- [What needs to be done]: Please repeat the entries below exactly as written, leaving out any images.

- [Material for the task]:
=====

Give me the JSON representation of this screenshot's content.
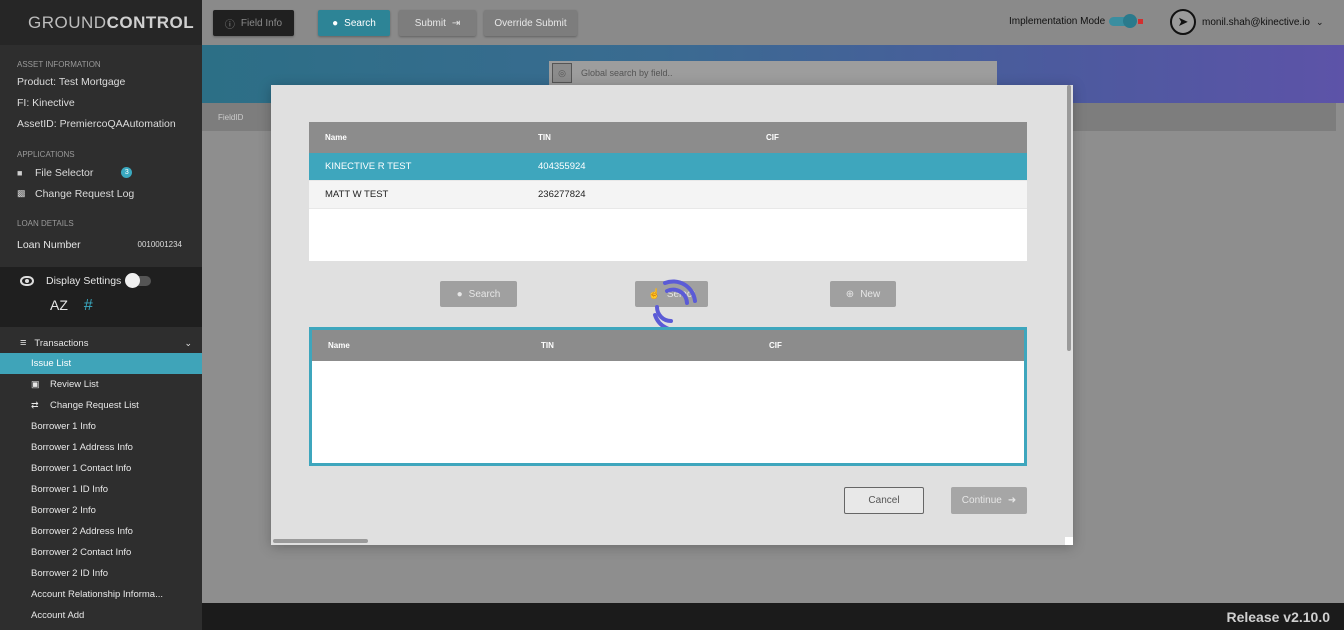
{
  "brand": {
    "name_light": "GROUND",
    "name_bold": "CONTROL"
  },
  "asset_info": {
    "title": "ASSET INFORMATION",
    "product": "Product:  Test Mortgage",
    "fi": "FI:  Kinective",
    "asset_id": "AssetID:  PremiercoQAAutomation"
  },
  "applications": {
    "title": "APPLICATIONS",
    "file_selector": "File Selector",
    "file_selector_badge": "3",
    "change_request_log": "Change Request Log"
  },
  "loan_details": {
    "title": "LOAN DETAILS",
    "loan_number_label": "Loan Number",
    "loan_number_value": "0010001234"
  },
  "display_settings": {
    "label": "Display Settings",
    "sort_icon_text": "AZ",
    "hash_text": "#"
  },
  "transactions": {
    "label": "Transactions",
    "items": [
      "Issue List",
      "Review List",
      "Change Request List",
      "Borrower 1 Info",
      "Borrower 1 Address Info",
      "Borrower 1 Contact Info",
      "Borrower 1 ID Info",
      "Borrower 2 Info",
      "Borrower 2 Address Info",
      "Borrower 2 Contact Info",
      "Borrower 2 ID Info",
      "Account Relationship Informa...",
      "Account Add"
    ]
  },
  "toolbar": {
    "field_info": "Field Info",
    "search": "Search",
    "submit": "Submit",
    "override_submit": "Override Submit",
    "implementation_mode": "Implementation Mode",
    "user_email": "monil.shah@kinective.io"
  },
  "global_search": {
    "placeholder": "Global search by field.."
  },
  "field_id_header": "FieldID",
  "modal": {
    "columns": [
      "Name",
      "TIN",
      "CIF"
    ],
    "results": [
      {
        "name": "KINECTIVE R TEST",
        "tin": "404355924",
        "cif": ""
      },
      {
        "name": "MATT W TEST",
        "tin": "236277824",
        "cif": ""
      }
    ],
    "search_button": "Search",
    "select_button": "Select",
    "new_button": "New",
    "cancel_button": "Cancel",
    "continue_button": "Continue"
  },
  "footer": {
    "release": "Release v2.10.0"
  },
  "colors": {
    "accent": "#3ea6bd",
    "sidebar": "#2e2e2e",
    "spinner": "#5b5bd6"
  }
}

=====

- [Your solution]:
Give me the JSON representation of this screenshot's content.
{
  "brand": {
    "name_light": "GROUND",
    "name_bold": "CONTROL"
  },
  "asset_info": {
    "title": "ASSET INFORMATION",
    "product": "Product:  Test Mortgage",
    "fi": "FI:  Kinective",
    "asset_id": "AssetID:  PremiercoQAAutomation"
  },
  "applications": {
    "title": "APPLICATIONS",
    "file_selector": "File Selector",
    "file_selector_badge": "3",
    "change_request_log": "Change Request Log"
  },
  "loan_details": {
    "title": "LOAN DETAILS",
    "loan_number_label": "Loan Number",
    "loan_number_value": "0010001234"
  },
  "display_settings": {
    "label": "Display Settings",
    "sort_icon_text": "AZ",
    "hash_text": "#"
  },
  "transactions": {
    "label": "Transactions",
    "items": [
      "Issue List",
      "Review List",
      "Change Request List",
      "Borrower 1 Info",
      "Borrower 1 Address Info",
      "Borrower 1 Contact Info",
      "Borrower 1 ID Info",
      "Borrower 2 Info",
      "Borrower 2 Address Info",
      "Borrower 2 Contact Info",
      "Borrower 2 ID Info",
      "Account Relationship Informa...",
      "Account Add"
    ]
  },
  "toolbar": {
    "field_info": "Field Info",
    "search": "Search",
    "submit": "Submit",
    "override_submit": "Override Submit",
    "implementation_mode": "Implementation Mode",
    "user_email": "monil.shah@kinective.io"
  },
  "global_search": {
    "placeholder": "Global search by field.."
  },
  "field_id_header": "FieldID",
  "modal": {
    "columns": [
      "Name",
      "TIN",
      "CIF"
    ],
    "results": [
      {
        "name": "KINECTIVE R TEST",
        "tin": "404355924",
        "cif": ""
      },
      {
        "name": "MATT W TEST",
        "tin": "236277824",
        "cif": ""
      }
    ],
    "search_button": "Search",
    "select_button": "Select",
    "new_button": "New",
    "cancel_button": "Cancel",
    "continue_button": "Continue"
  },
  "footer": {
    "release": "Release v2.10.0"
  },
  "colors": {
    "accent": "#3ea6bd",
    "sidebar": "#2e2e2e",
    "spinner": "#5b5bd6"
  }
}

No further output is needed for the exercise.